ICMAD issues Industry Alert concerning UV absorbers in sunscreen

On June 11, 2019, Independent Cosmetic Manufacturers & Distributors (ICMAD) issued the following Industry Alert:

 

Dear ICMAD Members and Industry Friends:

 

You may have seen news reports to the effect that the UV absorbers in some sunscreens are capable of penetrating the skin and can then be found in the blood stream.

 

These reports are based on a pilot study sponsored by the FDA examining events around maximal use of these products.  The FDA’s release of this pilot study has raised questions from consumers about the safety of sunscreens.  To address public concern, the FDA released the clarifying statement below:

 

FDA Statement (https://www.fda.gov/news-events/fda-voices-perspectives-fda-experts/shedding-new-light-sunscreen-absorption):

 

 

“The fact that an ingredient is absorbed through the skin 

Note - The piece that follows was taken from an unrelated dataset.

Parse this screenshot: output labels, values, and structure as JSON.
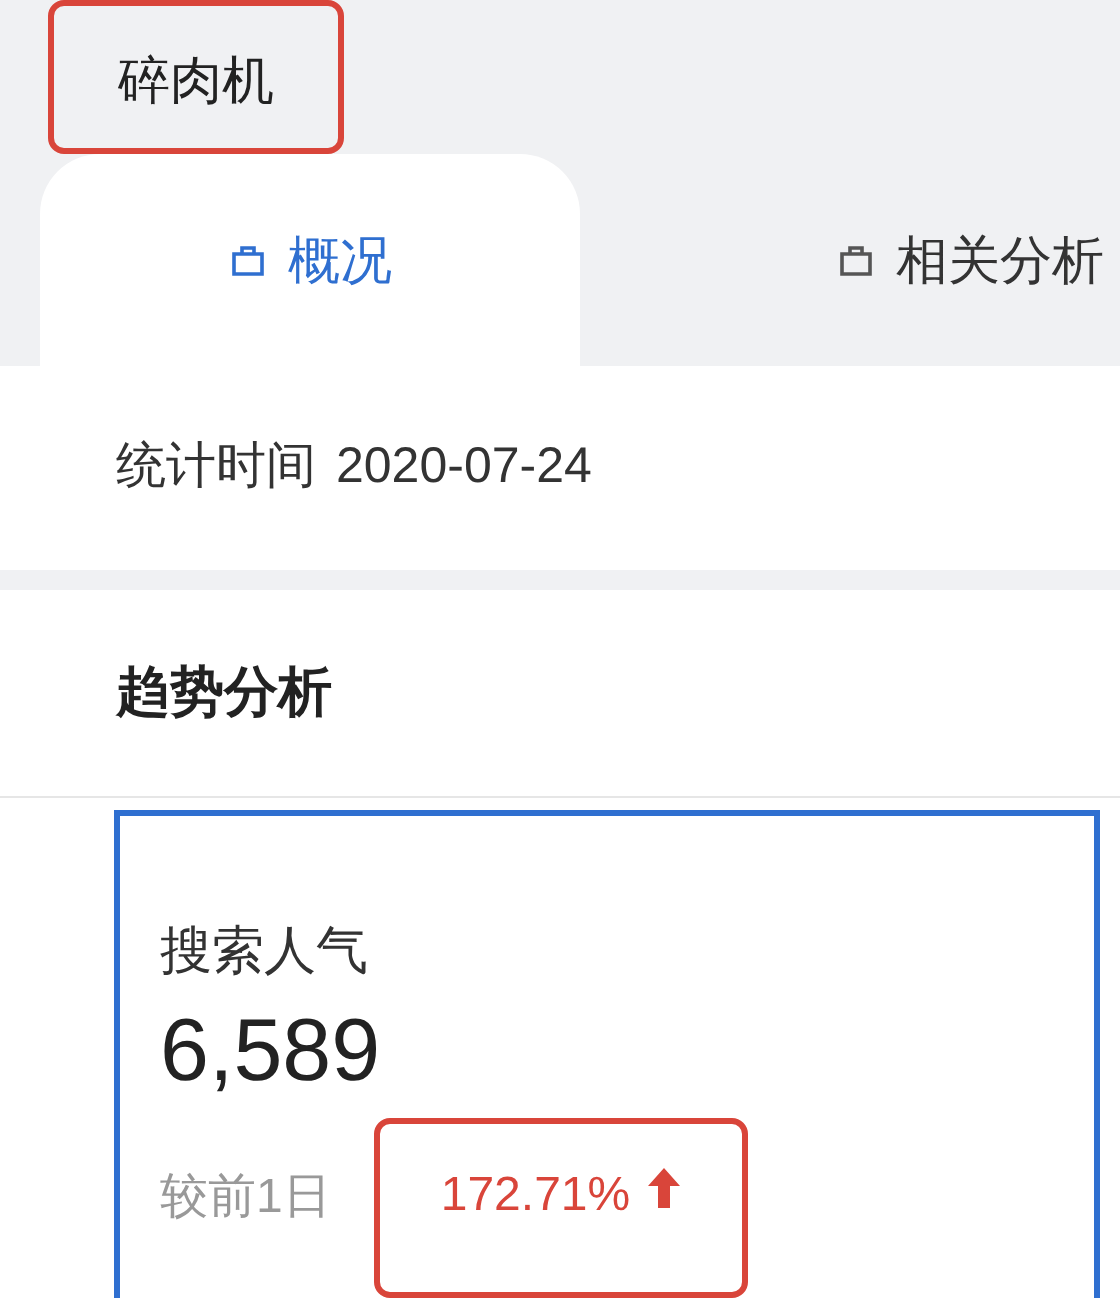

and into the body does not mean the ingredient is unsafe. 

Rather, this finding calls for further testing to determine 

the safety of that ingredient for repeated use. Such testing 

is part of the standard pre-market safety evaluation of most 

chronically administered drugs with appreciable systemic 

absorption.”

 

 

Additionally, the American Academy of Dermatology has taken a strong stance in reaffirming the safety and efficacy of these products:

American Academy of Dermatology Comments:

 

(https://www.aad.org/media/news-releases/study-sunscreen-ingredients)

 

“As the study concludes, this is a small, pilot study and 

more research is needed before it can be determined if 

the absorption of sunscreen ingredients has any effects 

on a person’s health.  These sunscreen ingredients have 

been used for several decades without any reported 

internal side effects in humans.  Importantly, the study 

authors conclude that individuals should not refrain from 

the use of sunscreen, which the AAD encourages as one 

component of a comprehensive sun protection plan as 

sunscreen use has been shown to reduce the risk of skin 

cancer in a number of scientific studies.”

 

 

“Skin cancer is the most common cancer in the United 

States, and dermatologists see the impact it has on patients’ 

lives every day. Unprotected exposure to the sun’s ultraviolet 

rays is a major risk factor for skin cancer. The AAD encourages 

the public to continue to protect themselves from the sun by 

seeking shade; wearing protective clothing, including a 

lightweight, long-sleeved shirt, pants, a wide-brimmed hat 

and sunglasses; and generously applying a broad-spectrum, 

water-resistant sunscreen with an SPF of 30 or higher to 

exposed skin.”

 

 

ICMAD is closely following the developments in this issue and will be actively advocating for the application of principles of sound science, for the outstanding safety record of the industry, and our members.